*** Task data Section Begins ***

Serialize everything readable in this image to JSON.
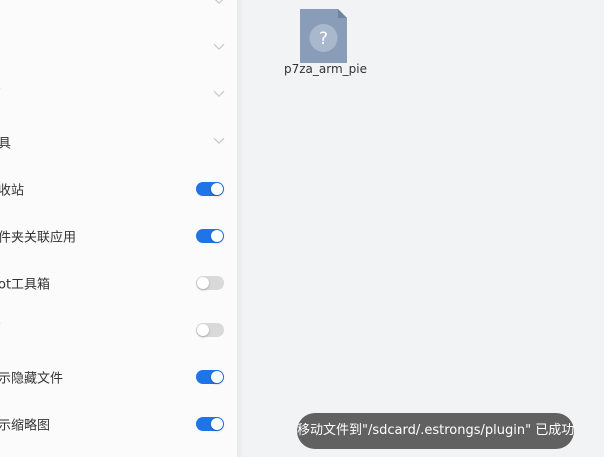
{
  "sidebar": {
    "items": [
      {
        "label": "𝄒",
        "type": "chevron"
      },
      {
        "label": "",
        "type": "chevron"
      },
      {
        "label": "𝄒",
        "type": "chevron"
      },
      {
        "label": "具",
        "type": "chevron"
      },
      {
        "label": "收站",
        "type": "toggle",
        "on": true
      },
      {
        "label": "件夹关联应用",
        "type": "toggle",
        "on": true
      },
      {
        "label": "ot工具箱",
        "type": "toggle",
        "on": false
      },
      {
        "label": "𝄒",
        "type": "toggle",
        "on": false
      },
      {
        "label": "示隐藏文件",
        "type": "toggle",
        "on": true
      },
      {
        "label": "示缩略图",
        "type": "toggle",
        "on": true
      }
    ]
  },
  "main": {
    "file": {
      "name": "p7za_arm_pie",
      "icon": "unknown-file-icon",
      "glyph": "?"
    }
  },
  "toast": {
    "text": "移动文件到\"/sdcard/.estrongs/plugin\" 已成功"
  },
  "colors": {
    "toggle_on": "#1f75e8",
    "toggle_off": "#d9d9d9",
    "file_icon": "#8a9db8"
  }
}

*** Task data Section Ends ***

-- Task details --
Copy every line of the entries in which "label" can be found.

-- Result for this exercise --
        "label": "𝄒",
        "label": "",
        "label": "𝄒",
        "label": "具",
        "label": "收站",
        "label": "件夹关联应用",
        "label": "ot工具箱",
        "label": "𝄒",
        "label": "示隐藏文件",
        "label": "示缩略图",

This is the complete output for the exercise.